═════ Listed records ═════

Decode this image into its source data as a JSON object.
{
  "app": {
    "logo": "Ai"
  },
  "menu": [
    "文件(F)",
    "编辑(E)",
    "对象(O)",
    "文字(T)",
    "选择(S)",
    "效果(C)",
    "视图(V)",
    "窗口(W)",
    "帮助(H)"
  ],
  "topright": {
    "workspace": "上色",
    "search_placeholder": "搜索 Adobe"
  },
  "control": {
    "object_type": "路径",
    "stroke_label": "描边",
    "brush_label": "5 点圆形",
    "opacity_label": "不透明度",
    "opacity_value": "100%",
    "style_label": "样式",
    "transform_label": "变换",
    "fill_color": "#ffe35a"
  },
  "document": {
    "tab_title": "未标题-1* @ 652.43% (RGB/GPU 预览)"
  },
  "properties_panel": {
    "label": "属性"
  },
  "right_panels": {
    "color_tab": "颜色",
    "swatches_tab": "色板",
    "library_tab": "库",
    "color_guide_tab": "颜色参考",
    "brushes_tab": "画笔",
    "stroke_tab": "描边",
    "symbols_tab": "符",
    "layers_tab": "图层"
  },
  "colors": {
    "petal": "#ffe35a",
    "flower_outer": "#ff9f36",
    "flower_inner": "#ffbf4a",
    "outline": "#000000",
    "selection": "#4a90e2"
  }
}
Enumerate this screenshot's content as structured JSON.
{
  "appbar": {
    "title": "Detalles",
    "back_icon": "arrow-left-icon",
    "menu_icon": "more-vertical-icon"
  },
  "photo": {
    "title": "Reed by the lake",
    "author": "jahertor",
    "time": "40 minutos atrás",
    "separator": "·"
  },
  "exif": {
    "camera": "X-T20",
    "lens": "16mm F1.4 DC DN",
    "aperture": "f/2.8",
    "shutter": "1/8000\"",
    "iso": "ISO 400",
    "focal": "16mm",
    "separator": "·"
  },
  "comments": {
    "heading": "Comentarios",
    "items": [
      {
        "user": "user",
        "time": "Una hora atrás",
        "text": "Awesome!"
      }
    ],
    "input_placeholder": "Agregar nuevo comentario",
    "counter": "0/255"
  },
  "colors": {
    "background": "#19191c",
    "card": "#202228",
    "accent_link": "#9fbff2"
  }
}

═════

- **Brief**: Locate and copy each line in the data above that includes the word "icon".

- **Solution**:
    "back_icon": "arrow-left-icon",
    "menu_icon": "more-vertical-icon"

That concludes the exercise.